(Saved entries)
*** Block opens ***
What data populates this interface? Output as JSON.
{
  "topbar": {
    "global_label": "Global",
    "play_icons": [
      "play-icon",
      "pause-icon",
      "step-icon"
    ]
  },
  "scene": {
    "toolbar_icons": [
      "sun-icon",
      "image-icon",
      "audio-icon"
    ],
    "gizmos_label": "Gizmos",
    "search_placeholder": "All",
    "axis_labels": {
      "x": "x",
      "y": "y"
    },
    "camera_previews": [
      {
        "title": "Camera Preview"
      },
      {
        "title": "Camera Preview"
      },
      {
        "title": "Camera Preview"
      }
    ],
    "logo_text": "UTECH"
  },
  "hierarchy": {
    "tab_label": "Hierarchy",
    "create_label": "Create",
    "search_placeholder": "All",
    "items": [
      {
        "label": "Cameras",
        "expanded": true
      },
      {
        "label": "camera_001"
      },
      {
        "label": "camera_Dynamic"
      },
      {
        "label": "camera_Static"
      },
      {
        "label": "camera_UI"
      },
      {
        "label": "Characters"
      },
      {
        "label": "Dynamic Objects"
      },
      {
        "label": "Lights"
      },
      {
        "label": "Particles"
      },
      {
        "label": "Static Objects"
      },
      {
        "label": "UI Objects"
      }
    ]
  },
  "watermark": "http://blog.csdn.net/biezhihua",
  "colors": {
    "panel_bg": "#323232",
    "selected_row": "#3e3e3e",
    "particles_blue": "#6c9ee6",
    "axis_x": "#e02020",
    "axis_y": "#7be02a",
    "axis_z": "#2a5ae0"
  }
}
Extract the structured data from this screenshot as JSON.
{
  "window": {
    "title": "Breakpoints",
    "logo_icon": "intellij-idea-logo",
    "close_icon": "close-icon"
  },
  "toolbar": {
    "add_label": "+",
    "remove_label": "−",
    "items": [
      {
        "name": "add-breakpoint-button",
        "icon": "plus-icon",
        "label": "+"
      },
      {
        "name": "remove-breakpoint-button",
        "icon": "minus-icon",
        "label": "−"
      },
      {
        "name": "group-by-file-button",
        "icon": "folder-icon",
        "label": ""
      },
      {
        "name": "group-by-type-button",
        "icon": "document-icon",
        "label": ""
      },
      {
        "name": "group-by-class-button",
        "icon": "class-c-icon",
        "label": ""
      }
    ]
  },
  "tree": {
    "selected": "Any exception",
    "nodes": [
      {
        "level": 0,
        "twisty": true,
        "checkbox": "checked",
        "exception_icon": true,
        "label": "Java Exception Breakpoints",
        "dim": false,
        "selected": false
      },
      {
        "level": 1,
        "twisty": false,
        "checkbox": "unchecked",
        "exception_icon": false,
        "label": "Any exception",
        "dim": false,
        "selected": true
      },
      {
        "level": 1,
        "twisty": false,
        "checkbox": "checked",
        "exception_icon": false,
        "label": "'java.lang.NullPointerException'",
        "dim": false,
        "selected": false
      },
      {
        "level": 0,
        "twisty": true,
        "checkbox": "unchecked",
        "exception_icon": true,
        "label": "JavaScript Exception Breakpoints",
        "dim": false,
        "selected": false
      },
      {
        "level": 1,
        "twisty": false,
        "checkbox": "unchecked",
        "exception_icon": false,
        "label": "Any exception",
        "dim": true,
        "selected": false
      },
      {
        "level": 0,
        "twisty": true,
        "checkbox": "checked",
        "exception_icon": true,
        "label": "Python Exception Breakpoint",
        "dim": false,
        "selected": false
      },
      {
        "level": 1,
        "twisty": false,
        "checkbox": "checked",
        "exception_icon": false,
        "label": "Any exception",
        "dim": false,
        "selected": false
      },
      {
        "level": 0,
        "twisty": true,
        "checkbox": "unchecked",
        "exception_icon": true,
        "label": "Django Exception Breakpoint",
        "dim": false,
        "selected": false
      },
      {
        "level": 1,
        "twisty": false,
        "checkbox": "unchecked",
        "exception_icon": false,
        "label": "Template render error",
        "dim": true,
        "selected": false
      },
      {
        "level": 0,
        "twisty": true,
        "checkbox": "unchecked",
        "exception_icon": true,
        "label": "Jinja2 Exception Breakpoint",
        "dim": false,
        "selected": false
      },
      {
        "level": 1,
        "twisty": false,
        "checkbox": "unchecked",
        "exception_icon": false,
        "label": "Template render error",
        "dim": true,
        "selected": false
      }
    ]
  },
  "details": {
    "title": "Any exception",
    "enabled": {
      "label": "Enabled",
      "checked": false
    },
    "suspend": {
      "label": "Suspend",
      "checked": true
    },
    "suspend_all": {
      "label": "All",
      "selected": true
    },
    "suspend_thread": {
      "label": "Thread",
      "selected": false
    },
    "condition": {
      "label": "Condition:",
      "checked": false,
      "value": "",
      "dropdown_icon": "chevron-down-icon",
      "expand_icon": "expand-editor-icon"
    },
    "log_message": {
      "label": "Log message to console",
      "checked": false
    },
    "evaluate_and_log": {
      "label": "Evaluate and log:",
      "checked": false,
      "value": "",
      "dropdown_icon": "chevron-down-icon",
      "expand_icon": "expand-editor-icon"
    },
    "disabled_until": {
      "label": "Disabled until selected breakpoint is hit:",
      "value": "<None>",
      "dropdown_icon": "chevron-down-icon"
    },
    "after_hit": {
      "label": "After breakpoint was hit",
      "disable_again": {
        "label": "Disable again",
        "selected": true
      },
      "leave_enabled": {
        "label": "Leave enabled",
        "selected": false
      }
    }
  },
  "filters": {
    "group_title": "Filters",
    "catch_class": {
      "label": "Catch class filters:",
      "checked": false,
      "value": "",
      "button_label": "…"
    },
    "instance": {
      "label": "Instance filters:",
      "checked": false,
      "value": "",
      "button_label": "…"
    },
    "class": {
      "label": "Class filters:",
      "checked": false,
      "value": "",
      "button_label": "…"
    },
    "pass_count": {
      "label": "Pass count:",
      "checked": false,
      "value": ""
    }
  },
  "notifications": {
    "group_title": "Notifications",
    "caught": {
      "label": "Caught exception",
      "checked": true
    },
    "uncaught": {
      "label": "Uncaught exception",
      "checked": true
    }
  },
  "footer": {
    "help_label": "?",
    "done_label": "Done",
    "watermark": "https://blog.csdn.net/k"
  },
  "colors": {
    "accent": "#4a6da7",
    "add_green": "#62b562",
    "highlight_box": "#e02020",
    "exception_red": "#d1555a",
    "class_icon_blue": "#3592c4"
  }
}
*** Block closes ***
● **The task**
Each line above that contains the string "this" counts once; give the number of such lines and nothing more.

● **Answer to the problem**
2